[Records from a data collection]
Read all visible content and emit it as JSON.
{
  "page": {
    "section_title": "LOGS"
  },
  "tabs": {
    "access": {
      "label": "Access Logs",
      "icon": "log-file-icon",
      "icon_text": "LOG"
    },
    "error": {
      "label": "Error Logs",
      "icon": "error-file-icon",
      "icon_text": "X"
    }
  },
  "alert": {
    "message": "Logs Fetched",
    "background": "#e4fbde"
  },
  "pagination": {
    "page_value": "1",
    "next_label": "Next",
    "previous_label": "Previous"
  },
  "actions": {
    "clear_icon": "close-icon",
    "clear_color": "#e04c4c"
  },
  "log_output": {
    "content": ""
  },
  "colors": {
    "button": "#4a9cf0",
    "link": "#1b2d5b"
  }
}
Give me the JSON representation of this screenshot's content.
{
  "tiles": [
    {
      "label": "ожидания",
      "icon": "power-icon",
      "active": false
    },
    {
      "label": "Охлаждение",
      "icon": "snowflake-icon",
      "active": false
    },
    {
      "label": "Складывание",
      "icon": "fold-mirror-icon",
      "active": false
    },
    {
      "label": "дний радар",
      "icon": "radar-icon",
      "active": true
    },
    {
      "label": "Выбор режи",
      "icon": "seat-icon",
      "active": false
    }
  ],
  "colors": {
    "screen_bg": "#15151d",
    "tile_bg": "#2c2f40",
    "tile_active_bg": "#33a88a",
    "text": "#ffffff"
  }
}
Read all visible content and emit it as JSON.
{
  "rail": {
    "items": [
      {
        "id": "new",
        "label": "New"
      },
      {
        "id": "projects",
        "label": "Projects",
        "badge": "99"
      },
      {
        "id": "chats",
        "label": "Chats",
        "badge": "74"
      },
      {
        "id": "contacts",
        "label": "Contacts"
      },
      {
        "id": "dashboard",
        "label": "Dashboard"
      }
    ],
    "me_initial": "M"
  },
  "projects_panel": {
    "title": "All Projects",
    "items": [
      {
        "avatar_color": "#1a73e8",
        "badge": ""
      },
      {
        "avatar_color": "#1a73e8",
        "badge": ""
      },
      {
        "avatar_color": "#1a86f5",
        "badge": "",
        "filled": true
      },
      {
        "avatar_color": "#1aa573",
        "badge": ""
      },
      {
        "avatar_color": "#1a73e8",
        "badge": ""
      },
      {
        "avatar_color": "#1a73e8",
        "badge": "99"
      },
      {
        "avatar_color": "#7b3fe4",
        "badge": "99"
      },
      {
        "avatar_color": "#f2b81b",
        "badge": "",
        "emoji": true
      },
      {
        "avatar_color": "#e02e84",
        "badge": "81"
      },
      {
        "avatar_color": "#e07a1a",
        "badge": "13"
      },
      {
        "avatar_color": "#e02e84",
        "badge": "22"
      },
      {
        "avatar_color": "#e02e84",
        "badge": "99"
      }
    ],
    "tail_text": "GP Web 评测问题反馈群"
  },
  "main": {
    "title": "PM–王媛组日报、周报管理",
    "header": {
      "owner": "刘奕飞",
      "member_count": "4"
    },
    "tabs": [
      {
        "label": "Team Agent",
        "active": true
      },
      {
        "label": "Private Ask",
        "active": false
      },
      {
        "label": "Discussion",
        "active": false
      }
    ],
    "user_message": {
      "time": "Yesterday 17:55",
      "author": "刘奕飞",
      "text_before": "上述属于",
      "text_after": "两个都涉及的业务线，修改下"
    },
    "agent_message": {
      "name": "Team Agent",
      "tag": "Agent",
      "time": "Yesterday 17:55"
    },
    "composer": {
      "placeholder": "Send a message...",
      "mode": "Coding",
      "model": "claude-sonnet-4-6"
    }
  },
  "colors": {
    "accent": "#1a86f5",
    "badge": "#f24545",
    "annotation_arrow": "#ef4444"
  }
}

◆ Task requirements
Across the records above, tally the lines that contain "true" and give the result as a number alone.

◆ Answer box
4